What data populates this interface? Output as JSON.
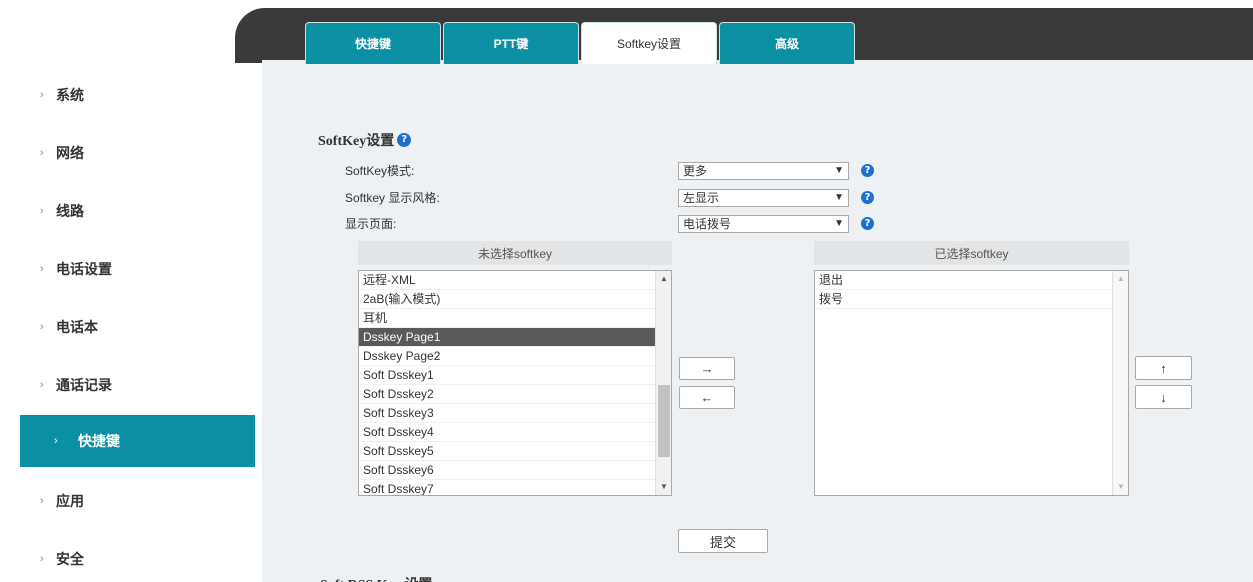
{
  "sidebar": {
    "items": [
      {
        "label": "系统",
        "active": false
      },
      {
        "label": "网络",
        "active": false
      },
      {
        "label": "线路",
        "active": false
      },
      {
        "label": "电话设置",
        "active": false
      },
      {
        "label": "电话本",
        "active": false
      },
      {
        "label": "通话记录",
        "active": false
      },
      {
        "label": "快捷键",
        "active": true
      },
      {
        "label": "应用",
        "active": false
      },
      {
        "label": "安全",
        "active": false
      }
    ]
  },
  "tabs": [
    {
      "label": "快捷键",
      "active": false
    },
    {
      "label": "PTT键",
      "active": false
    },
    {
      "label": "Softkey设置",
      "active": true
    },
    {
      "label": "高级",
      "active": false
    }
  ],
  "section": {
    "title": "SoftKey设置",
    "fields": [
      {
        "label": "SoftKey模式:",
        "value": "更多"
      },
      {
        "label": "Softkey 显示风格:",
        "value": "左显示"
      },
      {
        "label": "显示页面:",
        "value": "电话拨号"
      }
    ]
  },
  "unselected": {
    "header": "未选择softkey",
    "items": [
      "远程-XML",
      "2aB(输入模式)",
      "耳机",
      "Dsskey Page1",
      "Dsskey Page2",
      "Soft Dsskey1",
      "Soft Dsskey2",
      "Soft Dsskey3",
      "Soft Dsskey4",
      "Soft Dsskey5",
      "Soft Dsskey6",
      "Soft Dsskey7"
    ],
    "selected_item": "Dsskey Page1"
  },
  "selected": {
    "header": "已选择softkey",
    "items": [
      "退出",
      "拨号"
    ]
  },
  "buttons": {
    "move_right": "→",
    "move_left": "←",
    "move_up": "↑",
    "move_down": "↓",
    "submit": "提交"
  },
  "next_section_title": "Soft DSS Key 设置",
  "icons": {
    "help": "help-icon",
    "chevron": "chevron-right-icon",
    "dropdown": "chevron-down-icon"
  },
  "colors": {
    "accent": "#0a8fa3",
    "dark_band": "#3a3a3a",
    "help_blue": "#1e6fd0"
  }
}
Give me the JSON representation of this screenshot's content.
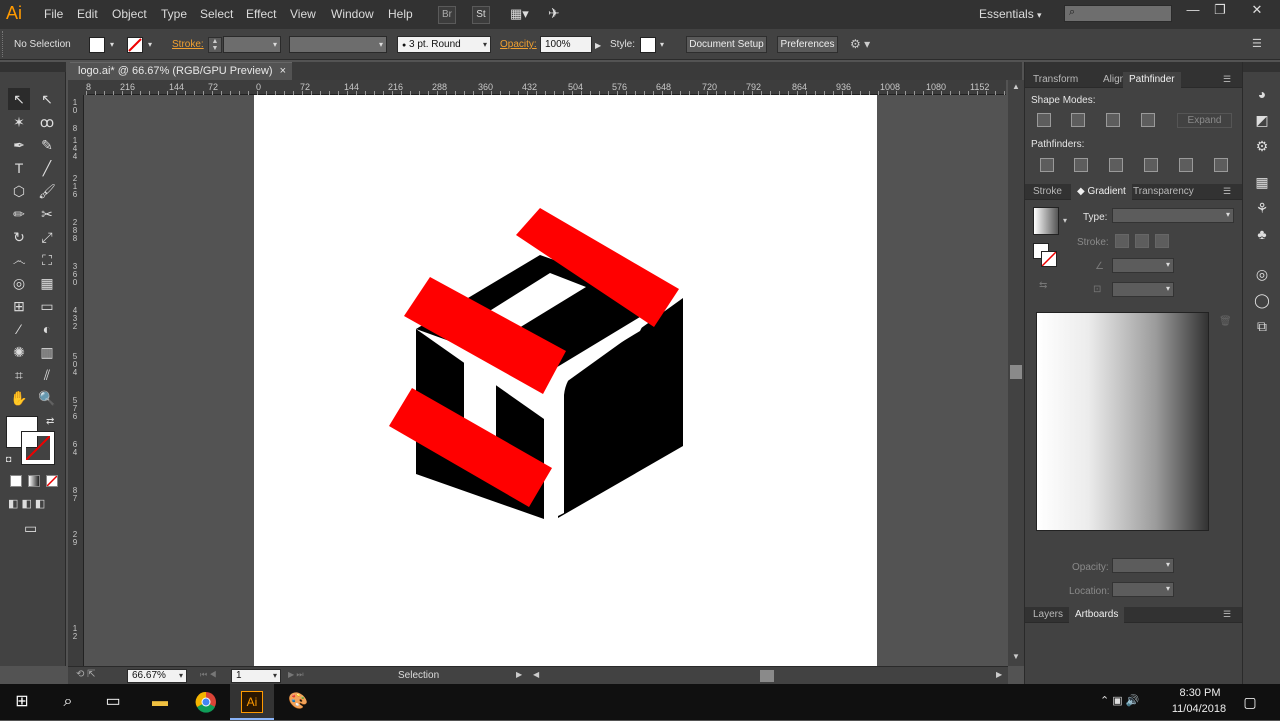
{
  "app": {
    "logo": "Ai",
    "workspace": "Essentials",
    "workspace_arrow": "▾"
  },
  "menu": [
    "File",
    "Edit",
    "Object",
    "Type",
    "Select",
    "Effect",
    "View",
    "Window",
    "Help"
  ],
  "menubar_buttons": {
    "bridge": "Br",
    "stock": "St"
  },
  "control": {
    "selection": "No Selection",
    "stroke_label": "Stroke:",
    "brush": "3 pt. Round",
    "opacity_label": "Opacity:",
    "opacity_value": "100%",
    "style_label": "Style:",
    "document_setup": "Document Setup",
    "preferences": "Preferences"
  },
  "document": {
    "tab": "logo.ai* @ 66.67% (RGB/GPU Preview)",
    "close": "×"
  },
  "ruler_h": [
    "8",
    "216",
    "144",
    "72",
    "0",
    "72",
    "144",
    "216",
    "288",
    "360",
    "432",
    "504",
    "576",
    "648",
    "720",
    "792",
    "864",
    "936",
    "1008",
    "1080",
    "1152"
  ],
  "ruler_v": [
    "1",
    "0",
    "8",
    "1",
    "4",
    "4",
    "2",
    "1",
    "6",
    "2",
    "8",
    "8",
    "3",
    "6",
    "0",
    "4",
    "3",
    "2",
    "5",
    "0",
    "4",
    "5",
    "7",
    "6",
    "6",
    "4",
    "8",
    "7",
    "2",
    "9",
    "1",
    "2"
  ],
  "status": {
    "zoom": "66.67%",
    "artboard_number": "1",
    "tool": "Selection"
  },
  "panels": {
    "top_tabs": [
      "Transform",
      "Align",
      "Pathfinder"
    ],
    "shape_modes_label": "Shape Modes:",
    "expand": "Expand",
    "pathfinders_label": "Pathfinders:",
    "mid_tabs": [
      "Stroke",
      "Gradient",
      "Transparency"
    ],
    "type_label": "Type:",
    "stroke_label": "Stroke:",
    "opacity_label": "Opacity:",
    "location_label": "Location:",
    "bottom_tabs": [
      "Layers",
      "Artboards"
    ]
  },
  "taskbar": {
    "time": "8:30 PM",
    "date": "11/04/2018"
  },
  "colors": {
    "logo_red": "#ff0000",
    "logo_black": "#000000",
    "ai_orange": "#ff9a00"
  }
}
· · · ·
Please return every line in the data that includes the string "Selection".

▶ **Finished exercise**
    "selection": "No Selection",
    "tool": "Selection"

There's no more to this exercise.